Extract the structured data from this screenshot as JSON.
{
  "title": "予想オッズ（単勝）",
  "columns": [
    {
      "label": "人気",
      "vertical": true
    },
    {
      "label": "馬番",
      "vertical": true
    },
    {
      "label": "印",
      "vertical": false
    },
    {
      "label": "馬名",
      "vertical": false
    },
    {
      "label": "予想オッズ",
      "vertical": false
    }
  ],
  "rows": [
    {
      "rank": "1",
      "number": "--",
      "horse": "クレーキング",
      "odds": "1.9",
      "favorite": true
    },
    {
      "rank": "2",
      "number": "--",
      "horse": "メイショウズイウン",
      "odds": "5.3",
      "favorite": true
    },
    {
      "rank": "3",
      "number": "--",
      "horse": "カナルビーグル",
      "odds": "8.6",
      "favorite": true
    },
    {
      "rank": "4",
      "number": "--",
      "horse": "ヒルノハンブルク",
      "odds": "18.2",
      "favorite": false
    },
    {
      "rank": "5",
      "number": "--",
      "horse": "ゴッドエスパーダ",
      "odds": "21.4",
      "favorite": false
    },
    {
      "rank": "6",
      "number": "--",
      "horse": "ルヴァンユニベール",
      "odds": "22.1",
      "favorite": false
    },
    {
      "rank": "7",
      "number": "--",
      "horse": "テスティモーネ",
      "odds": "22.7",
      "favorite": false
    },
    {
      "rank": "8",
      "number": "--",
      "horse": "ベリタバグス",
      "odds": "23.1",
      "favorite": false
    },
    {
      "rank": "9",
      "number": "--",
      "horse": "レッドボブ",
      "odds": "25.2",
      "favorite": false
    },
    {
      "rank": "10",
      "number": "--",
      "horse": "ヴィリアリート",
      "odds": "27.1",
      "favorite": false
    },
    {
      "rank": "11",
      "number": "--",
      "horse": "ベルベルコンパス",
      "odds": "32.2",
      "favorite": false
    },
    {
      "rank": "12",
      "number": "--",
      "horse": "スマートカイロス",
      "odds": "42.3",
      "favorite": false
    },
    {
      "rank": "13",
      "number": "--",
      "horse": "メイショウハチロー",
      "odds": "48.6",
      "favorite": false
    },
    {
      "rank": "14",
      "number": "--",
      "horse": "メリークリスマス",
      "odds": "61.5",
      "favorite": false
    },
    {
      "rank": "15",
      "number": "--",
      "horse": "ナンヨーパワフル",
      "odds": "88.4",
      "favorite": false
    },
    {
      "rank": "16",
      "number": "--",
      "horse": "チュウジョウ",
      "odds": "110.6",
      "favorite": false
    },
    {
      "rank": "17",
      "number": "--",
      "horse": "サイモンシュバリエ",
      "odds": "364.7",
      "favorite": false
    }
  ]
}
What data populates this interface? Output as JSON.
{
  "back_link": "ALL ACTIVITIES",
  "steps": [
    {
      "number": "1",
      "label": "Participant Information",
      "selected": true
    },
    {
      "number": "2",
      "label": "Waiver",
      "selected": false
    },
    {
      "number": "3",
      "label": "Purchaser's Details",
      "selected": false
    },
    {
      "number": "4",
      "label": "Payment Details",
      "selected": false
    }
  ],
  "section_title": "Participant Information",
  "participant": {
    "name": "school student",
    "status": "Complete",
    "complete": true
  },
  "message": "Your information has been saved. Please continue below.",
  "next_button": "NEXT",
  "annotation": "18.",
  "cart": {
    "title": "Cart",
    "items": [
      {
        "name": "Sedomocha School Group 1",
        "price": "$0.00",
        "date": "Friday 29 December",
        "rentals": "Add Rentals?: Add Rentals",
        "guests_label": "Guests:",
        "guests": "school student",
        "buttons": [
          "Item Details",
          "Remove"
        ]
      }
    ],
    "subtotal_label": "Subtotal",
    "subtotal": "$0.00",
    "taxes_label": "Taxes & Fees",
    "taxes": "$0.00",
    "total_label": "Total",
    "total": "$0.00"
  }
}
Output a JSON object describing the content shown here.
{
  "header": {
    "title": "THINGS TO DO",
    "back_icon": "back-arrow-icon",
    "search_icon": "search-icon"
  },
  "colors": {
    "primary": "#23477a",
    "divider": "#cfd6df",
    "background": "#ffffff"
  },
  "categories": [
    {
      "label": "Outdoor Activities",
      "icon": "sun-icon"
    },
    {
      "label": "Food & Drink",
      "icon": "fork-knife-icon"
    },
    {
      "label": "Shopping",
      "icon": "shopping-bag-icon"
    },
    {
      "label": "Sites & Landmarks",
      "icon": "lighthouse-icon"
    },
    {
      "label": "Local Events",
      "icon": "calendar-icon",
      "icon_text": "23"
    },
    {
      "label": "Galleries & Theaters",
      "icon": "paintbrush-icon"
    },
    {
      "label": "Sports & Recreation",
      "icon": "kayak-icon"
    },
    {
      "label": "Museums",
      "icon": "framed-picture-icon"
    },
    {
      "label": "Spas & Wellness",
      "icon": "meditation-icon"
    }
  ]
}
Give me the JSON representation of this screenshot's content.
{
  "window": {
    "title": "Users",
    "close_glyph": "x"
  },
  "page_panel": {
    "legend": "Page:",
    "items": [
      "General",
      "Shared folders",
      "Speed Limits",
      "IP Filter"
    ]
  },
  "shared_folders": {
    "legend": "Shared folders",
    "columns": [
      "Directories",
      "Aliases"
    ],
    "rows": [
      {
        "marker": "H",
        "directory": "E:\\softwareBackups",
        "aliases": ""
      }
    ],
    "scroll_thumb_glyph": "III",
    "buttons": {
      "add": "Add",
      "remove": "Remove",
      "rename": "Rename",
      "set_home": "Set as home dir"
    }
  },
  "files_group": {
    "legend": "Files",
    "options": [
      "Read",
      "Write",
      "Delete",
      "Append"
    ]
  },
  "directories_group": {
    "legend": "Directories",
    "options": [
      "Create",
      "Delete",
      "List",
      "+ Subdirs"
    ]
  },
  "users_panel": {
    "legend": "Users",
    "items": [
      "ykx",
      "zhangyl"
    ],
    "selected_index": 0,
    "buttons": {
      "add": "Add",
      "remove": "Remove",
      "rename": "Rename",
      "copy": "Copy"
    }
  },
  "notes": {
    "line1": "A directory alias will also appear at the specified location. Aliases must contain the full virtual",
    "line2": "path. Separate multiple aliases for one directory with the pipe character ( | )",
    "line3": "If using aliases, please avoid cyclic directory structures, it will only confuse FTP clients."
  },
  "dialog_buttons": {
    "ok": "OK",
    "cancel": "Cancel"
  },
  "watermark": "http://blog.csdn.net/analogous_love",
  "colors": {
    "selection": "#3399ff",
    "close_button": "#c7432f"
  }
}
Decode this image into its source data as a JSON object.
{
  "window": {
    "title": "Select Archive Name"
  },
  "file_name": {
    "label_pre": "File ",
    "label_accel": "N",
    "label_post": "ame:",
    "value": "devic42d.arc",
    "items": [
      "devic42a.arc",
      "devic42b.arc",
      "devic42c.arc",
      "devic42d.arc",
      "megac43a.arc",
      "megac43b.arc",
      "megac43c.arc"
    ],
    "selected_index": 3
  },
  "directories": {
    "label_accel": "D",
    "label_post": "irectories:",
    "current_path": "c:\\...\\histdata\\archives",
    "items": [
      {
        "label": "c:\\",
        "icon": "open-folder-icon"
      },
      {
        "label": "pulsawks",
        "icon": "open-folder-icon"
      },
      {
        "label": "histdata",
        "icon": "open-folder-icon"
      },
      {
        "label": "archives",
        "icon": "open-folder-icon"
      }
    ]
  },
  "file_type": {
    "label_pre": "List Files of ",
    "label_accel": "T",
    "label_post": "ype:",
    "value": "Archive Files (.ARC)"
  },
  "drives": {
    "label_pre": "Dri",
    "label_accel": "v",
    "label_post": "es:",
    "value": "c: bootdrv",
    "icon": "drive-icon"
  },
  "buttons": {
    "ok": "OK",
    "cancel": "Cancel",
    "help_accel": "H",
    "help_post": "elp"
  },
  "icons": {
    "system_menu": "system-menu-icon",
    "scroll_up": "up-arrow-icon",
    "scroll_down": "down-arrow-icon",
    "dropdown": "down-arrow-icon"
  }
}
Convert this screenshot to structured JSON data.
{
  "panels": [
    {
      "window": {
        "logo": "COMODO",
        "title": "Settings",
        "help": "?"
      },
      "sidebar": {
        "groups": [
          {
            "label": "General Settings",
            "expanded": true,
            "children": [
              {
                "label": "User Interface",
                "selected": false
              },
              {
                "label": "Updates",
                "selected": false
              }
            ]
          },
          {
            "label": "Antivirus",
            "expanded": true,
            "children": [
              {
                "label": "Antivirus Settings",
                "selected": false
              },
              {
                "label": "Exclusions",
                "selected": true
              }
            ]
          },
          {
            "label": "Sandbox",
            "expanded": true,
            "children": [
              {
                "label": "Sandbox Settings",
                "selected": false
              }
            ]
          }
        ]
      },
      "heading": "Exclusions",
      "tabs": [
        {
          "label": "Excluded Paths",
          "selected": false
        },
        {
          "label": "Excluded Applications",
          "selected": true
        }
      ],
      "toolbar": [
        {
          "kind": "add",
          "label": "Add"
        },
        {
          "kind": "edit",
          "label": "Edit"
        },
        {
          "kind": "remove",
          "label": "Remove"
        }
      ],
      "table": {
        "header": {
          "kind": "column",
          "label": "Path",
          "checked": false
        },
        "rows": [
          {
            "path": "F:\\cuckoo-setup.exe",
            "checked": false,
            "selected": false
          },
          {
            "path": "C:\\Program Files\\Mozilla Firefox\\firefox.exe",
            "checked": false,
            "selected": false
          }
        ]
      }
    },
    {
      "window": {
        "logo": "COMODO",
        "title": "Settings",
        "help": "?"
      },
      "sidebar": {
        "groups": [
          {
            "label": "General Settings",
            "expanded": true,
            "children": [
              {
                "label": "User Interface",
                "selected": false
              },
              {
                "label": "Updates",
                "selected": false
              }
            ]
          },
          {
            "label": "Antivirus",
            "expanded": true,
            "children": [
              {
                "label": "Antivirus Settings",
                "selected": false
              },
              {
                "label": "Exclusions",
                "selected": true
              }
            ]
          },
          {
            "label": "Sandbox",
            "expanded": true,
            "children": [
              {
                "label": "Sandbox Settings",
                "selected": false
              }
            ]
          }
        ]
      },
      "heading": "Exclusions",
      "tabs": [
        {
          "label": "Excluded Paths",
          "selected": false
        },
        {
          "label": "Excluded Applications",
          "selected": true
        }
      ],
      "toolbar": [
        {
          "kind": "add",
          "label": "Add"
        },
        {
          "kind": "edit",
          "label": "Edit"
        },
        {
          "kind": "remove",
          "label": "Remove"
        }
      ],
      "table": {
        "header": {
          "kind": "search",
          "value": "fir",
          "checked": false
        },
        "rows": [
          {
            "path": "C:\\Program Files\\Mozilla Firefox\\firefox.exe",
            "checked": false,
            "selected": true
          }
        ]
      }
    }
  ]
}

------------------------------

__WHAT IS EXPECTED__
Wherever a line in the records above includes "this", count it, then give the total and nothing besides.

__EXERCISE RESULT__
5